Presidential adviser testifies in Perkovic-Mustac trial


Vladimir Seks testified on Tuesday in the trial of ex-Yugoslav intelligence officials Josip Perkovic and Zdravko Mustac and denied having anything to do with the kidnapping of a former federal intelligence official Ivan Lasic in 1992 who is one of the main witnesses in the trial.

Answering a question by presiding judge Manfred Dauster, Seks who currently serves as an adviser to President Kolinda Grabar-Kitarovic, said “I didn’t know that Lasic had been kidnapped and brought to Croatia. Lasic was was taken from Mostar and brought to Croatia for questioning in 1992 in connection with the assassination of Croatian dissident Stjepan Djurekovic by Boze Vukusic and now another of the key witnesses in this trial.

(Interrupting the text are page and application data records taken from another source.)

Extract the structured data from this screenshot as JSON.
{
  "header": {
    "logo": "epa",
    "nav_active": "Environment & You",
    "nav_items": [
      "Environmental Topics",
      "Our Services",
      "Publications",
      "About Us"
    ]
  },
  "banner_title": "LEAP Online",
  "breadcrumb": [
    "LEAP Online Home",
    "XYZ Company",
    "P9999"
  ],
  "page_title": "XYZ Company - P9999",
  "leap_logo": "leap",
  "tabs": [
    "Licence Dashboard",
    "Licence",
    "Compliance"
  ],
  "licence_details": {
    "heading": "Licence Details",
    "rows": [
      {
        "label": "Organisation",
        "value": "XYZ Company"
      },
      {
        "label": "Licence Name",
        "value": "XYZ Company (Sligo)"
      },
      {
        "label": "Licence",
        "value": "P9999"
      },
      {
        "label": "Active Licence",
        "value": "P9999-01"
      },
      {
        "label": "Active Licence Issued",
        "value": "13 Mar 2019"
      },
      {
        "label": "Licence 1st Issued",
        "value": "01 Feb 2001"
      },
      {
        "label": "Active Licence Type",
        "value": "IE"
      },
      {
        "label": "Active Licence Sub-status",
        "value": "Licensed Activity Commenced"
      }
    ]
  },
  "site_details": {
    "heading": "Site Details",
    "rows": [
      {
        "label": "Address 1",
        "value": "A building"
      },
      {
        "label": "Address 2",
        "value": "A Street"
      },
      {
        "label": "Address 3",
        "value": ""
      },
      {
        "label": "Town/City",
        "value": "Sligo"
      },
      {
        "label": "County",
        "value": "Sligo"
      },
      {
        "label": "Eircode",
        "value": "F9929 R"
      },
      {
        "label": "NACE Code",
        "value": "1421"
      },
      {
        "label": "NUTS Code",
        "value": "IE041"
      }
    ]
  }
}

Seks reacted to claims by Lasic, who was a high ranking official of the state security service (SDS) and who had testified before the Munich court in May last year and indirectly accused Seks of being a former UDBA (former Yugoslav intelligence agency) agent. When asked then why Seks who was the state prosecutor in the Croatia didn’t question him, Lasic said that “it would not have been a good idea for an UDBA agent to question another UDBA agent.”

Today Vladimir Seks claimed that he could not have questioned Lasic as that was not in accordance with the law. “I didn’t order Lasic’s questioning because I didn’t have the authority for that. As the prosecutor I could not question people under investigative proceedings,” Seks said.

“I have known Perkovic since 1991 when he was an SDS agent and I was the president of the crisis centre for eastern Slavonia and later at the order of Franjo Tudjman, we set up the conference for the prevention of crime and war profiteering. I met Mustac later in the late nineties at some meeting of the highest state council. He was a member,” Seks said when asked by Judge Dauster if he knew the defendants.

The judge then questioned Seks about his relationship with Boze Vukusic, a former dissident and later a member of the parliamentary committee for war and post-war crimes and one of the key witnesses in the trial against Perkovic and Mustac.

“I met Boze Vukusic in 1994 when I was deputy prime minister after he had appealed against a ruling denying him status of a political prisoner which meant that he was not eligible for an accelerated pension plan,” Seks said.

(Hina) sp